═════ DATA TO USE

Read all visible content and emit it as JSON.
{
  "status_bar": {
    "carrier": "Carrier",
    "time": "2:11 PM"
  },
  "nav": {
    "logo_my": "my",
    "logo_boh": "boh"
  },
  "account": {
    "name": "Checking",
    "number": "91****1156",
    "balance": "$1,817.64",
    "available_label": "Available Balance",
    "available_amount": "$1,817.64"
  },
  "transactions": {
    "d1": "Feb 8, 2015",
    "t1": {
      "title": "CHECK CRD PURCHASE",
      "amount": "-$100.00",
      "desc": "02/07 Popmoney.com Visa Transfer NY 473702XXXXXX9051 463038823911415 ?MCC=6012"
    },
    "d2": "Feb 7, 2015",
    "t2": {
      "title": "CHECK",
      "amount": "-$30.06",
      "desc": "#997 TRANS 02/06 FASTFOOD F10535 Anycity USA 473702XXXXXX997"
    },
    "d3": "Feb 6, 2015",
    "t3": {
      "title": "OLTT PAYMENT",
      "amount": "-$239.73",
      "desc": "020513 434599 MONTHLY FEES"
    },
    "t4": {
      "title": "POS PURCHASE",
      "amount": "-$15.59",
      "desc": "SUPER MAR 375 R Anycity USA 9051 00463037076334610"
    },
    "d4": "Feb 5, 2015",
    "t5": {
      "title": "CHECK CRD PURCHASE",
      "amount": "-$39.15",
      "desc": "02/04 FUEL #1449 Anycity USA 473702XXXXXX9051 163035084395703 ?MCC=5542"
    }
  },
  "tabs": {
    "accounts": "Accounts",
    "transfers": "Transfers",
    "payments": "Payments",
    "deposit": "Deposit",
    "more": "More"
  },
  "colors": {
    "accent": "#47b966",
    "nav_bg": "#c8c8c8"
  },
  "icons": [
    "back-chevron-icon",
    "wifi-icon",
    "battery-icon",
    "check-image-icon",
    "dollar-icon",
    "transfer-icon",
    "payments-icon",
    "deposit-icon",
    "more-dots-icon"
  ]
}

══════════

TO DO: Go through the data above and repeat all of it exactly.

TASK RESULT:
Read all visible content and emit it as JSON.
{
  "status_bar": {
    "carrier": "Carrier",
    "time": "2:11 PM"
  },
  "nav": {
    "logo_my": "my",
    "logo_boh": "boh"
  },
  "account": {
    "name": "Checking",
    "number": "91****1156",
    "balance": "$1,817.64",
    "available_label": "Available Balance",
    "available_amount": "$1,817.64"
  },
  "transactions": {
    "d1": "Feb 8, 2015",
    "t1": {
      "title": "CHECK CRD PURCHASE",
      "amount": "-$100.00",
      "desc": "02/07 Popmoney.com Visa Transfer NY 473702XXXXXX9051 463038823911415 ?MCC=6012"
    },
    "d2": "Feb 7, 2015",
    "t2": {
      "title": "CHECK",
      "amount": "-$30.06",
      "desc": "#997 TRANS 02/06 FASTFOOD F10535 Anycity USA 473702XXXXXX997"
    },
    "d3": "Feb 6, 2015",
    "t3": {
      "title": "OLTT PAYMENT",
      "amount": "-$239.73",
      "desc": "020513 434599 MONTHLY FEES"
    },
    "t4": {
      "title": "POS PURCHASE",
      "amount": "-$15.59",
      "desc": "SUPER MAR 375 R Anycity USA 9051 00463037076334610"
    },
    "d4": "Feb 5, 2015",
    "t5": {
      "title": "CHECK CRD PURCHASE",
      "amount": "-$39.15",
      "desc": "02/04 FUEL #1449 Anycity USA 473702XXXXXX9051 163035084395703 ?MCC=5542"
    }
  },
  "tabs": {
    "accounts": "Accounts",
    "transfers": "Transfers",
    "payments": "Payments",
    "deposit": "Deposit",
    "more": "More"
  },
  "colors": {
    "accent": "#47b966",
    "nav_bg": "#c8c8c8"
  },
  "icons": [
    "back-chevron-icon",
    "wifi-icon",
    "battery-icon",
    "check-image-icon",
    "dollar-icon",
    "transfer-icon",
    "payments-icon",
    "deposit-icon",
    "more-dots-icon"
  ]
}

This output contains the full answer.